* _What is expected_
Output all of the material beneath this line exactly as it is.

* _Data section_

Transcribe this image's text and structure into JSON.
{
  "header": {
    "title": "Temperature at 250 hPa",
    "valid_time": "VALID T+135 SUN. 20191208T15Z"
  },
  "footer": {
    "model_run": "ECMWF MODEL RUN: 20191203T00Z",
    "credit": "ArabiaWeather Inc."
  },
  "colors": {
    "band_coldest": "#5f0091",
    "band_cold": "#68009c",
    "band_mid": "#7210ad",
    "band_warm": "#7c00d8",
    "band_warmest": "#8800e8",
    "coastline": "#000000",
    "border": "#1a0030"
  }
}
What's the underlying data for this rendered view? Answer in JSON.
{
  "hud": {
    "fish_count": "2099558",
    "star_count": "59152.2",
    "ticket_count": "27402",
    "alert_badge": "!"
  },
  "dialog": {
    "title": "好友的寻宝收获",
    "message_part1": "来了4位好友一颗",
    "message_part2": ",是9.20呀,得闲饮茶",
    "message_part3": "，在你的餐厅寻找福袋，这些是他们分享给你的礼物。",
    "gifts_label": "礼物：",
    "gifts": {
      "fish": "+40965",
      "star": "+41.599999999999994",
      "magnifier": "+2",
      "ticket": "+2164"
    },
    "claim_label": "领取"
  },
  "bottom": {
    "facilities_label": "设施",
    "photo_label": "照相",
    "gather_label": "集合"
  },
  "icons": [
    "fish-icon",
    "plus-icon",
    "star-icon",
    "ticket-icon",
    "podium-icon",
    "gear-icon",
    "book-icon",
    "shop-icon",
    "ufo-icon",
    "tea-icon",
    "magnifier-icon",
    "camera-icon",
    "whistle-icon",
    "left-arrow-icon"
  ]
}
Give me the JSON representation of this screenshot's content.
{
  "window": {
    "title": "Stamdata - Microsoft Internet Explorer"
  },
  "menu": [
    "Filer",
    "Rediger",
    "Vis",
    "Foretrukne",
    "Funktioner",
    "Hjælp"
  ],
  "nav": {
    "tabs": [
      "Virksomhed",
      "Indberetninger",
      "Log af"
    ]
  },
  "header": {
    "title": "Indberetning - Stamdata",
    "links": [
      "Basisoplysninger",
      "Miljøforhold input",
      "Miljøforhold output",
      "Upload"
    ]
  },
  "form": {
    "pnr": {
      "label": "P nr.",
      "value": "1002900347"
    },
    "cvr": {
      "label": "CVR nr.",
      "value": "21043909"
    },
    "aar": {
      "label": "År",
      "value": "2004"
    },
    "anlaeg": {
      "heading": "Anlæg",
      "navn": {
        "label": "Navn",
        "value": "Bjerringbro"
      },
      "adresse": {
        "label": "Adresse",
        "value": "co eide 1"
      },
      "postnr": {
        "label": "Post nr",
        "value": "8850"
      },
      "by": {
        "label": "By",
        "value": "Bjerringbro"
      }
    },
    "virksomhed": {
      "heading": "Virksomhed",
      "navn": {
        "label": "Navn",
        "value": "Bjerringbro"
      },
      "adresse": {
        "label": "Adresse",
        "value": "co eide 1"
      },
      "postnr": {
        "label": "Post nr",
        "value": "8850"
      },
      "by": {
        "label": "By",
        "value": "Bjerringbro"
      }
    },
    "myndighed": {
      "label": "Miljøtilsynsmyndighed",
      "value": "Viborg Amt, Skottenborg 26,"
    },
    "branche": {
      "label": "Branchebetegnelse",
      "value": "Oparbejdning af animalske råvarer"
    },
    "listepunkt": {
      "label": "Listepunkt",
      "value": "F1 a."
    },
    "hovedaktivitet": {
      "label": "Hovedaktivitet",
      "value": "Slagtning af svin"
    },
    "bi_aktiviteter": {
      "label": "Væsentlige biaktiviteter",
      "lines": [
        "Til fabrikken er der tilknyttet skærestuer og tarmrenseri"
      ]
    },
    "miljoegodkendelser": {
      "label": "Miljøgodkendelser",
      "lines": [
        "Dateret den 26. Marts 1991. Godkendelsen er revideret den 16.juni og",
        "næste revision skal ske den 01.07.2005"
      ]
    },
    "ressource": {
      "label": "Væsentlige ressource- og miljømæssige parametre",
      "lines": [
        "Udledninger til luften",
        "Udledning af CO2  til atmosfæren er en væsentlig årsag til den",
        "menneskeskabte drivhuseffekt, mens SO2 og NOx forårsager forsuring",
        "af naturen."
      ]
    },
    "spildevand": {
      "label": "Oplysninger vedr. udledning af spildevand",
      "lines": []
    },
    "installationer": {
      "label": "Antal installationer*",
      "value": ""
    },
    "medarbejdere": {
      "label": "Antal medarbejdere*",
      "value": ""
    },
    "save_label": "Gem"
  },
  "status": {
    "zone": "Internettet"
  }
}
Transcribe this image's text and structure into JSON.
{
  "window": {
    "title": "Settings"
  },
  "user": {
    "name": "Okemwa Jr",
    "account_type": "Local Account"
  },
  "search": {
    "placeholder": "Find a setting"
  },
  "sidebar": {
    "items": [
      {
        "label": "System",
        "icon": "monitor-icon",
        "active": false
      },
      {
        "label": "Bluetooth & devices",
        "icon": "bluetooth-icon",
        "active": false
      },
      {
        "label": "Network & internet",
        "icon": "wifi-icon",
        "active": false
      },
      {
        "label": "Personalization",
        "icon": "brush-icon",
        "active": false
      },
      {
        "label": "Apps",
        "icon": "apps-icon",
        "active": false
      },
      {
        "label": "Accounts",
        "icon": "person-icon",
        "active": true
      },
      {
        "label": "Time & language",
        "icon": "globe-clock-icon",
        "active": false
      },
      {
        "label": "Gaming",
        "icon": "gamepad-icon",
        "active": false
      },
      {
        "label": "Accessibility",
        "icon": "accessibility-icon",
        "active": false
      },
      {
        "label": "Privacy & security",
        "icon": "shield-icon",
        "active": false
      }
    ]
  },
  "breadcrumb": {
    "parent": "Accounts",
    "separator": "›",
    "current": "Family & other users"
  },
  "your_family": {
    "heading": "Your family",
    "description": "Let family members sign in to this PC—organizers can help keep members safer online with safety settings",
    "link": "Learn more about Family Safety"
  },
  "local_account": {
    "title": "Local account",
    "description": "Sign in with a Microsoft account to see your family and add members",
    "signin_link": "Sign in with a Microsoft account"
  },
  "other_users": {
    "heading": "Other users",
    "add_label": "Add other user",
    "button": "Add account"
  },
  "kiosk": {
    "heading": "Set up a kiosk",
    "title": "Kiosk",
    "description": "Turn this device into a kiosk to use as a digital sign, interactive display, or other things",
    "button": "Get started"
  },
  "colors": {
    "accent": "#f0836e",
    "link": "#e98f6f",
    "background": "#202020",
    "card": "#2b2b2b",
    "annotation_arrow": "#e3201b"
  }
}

* _Answer for this exercise_
Transcribe this image's text and structure into JSON.
{
  "header": {
    "title": "Temperature at 250 hPa",
    "valid_time": "VALID T+135 SUN. 20191208T15Z"
  },
  "footer": {
    "model_run": "ECMWF MODEL RUN: 20191203T00Z",
    "credit": "ArabiaWeather Inc."
  },
  "colors": {
    "band_coldest": "#5f0091",
    "band_cold": "#68009c",
    "band_mid": "#7210ad",
    "band_warm": "#7c00d8",
    "band_warmest": "#8800e8",
    "coastline": "#000000",
    "border": "#1a0030"
  }
}
What's the underlying data for this rendered view? Answer in JSON.
{
  "hud": {
    "fish_count": "2099558",
    "star_count": "59152.2",
    "ticket_count": "27402",
    "alert_badge": "!"
  },
  "dialog": {
    "title": "好友的寻宝收获",
    "message_part1": "来了4位好友一颗",
    "message_part2": ",是9.20呀,得闲饮茶",
    "message_part3": "，在你的餐厅寻找福袋，这些是他们分享给你的礼物。",
    "gifts_label": "礼物：",
    "gifts": {
      "fish": "+40965",
      "star": "+41.599999999999994",
      "magnifier": "+2",
      "ticket": "+2164"
    },
    "claim_label": "领取"
  },
  "bottom": {
    "facilities_label": "设施",
    "photo_label": "照相",
    "gather_label": "集合"
  },
  "icons": [
    "fish-icon",
    "plus-icon",
    "star-icon",
    "ticket-icon",
    "podium-icon",
    "gear-icon",
    "book-icon",
    "shop-icon",
    "ufo-icon",
    "tea-icon",
    "magnifier-icon",
    "camera-icon",
    "whistle-icon",
    "left-arrow-icon"
  ]
}
Give me the JSON representation of this screenshot's content.
{
  "window": {
    "title": "Stamdata - Microsoft Internet Explorer"
  },
  "menu": [
    "Filer",
    "Rediger",
    "Vis",
    "Foretrukne",
    "Funktioner",
    "Hjælp"
  ],
  "nav": {
    "tabs": [
      "Virksomhed",
      "Indberetninger",
      "Log af"
    ]
  },
  "header": {
    "title": "Indberetning - Stamdata",
    "links": [
      "Basisoplysninger",
      "Miljøforhold input",
      "Miljøforhold output",
      "Upload"
    ]
  },
  "form": {
    "pnr": {
      "label": "P nr.",
      "value": "1002900347"
    },
    "cvr": {
      "label": "CVR nr.",
      "value": "21043909"
    },
    "aar": {
      "label": "År",
      "value": "2004"
    },
    "anlaeg": {
      "heading": "Anlæg",
      "navn": {
        "label": "Navn",
        "value": "Bjerringbro"
      },
      "adresse": {
        "label": "Adresse",
        "value": "co eide 1"
      },
      "postnr": {
        "label": "Post nr",
        "value": "8850"
      },
      "by": {
        "label": "By",
        "value": "Bjerringbro"
      }
    },
    "virksomhed": {
      "heading": "Virksomhed",
      "navn": {
        "label": "Navn",
        "value": "Bjerringbro"
      },
      "adresse": {
        "label": "Adresse",
        "value": "co eide 1"
      },
      "postnr": {
        "label": "Post nr",
        "value": "8850"
      },
      "by": {
        "label": "By",
        "value": "Bjerringbro"
      }
    },
    "myndighed": {
      "label": "Miljøtilsynsmyndighed",
      "value": "Viborg Amt, Skottenborg 26,"
    },
    "branche": {
      "label": "Branchebetegnelse",
      "value": "Oparbejdning af animalske råvarer"
    },
    "listepunkt": {
      "label": "Listepunkt",
      "value": "F1 a."
    },
    "hovedaktivitet": {
      "label": "Hovedaktivitet",
      "value": "Slagtning af svin"
    },
    "bi_aktiviteter": {
      "label": "Væsentlige biaktiviteter",
      "lines": [
        "Til fabrikken er der tilknyttet skærestuer og tarmrenseri"
      ]
    },
    "miljoegodkendelser": {
      "label": "Miljøgodkendelser",
      "lines": [
        "Dateret den 26. Marts 1991. Godkendelsen er revideret den 16.juni og",
        "næste revision skal ske den 01.07.2005"
      ]
    },
    "ressource": {
      "label": "Væsentlige ressource- og miljømæssige parametre",
      "lines": [
        "Udledninger til luften",
        "Udledning af CO2  til atmosfæren er en væsentlig årsag til den",
        "menneskeskabte drivhuseffekt, mens SO2 og NOx forårsager forsuring",
        "af naturen."
      ]
    },
    "spildevand": {
      "label": "Oplysninger vedr. udledning af spildevand",
      "lines": []
    },
    "installationer": {
      "label": "Antal installationer*",
      "value": ""
    },
    "medarbejdere": {
      "label": "Antal medarbejdere*",
      "value": ""
    },
    "save_label": "Gem"
  },
  "status": {
    "zone": "Internettet"
  }
}
Transcribe this image's text and structure into JSON.
{
  "window": {
    "title": "Settings"
  },
  "user": {
    "name": "Okemwa Jr",
    "account_type": "Local Account"
  },
  "search": {
    "placeholder": "Find a setting"
  },
  "sidebar": {
    "items": [
      {
        "label": "System",
        "icon": "monitor-icon",
        "active": false
      },
      {
        "label": "Bluetooth & devices",
        "icon": "bluetooth-icon",
        "active": false
      },
      {
        "label": "Network & internet",
        "icon": "wifi-icon",
        "active": false
      },
      {
        "label": "Personalization",
        "icon": "brush-icon",
        "active": false
      },
      {
        "label": "Apps",
        "icon": "apps-icon",
        "active": false
      },
      {
        "label": "Accounts",
        "icon": "person-icon",
        "active": true
      },
      {
        "label": "Time & language",
        "icon": "globe-clock-icon",
        "active": false
      },
      {
        "label": "Gaming",
        "icon": "gamepad-icon",
        "active": false
      },
      {
        "label": "Accessibility",
        "icon": "accessibility-icon",
        "active": false
      },
      {
        "label": "Privacy & security",
        "icon": "shield-icon",
        "active": false
      }
    ]
  },
  "breadcrumb": {
    "parent": "Accounts",
    "separator": "›",
    "current": "Family & other users"
  },
  "your_family": {
    "heading": "Your family",
    "description": "Let family members sign in to this PC—organizers can help keep members safer online with safety settings",
    "link": "Learn more about Family Safety"
  },
  "local_account": {
    "title": "Local account",
    "description": "Sign in with a Microsoft account to see your family and add members",
    "signin_link": "Sign in with a Microsoft account"
  },
  "other_users": {
    "heading": "Other users",
    "add_label": "Add other user",
    "button": "Add account"
  },
  "kiosk": {
    "heading": "Set up a kiosk",
    "title": "Kiosk",
    "description": "Turn this device into a kiosk to use as a digital sign, interactive display, or other things",
    "button": "Get started"
  },
  "colors": {
    "accent": "#f0836e",
    "link": "#e98f6f",
    "background": "#202020",
    "card": "#2b2b2b",
    "annotation_arrow": "#e3201b"
  }
}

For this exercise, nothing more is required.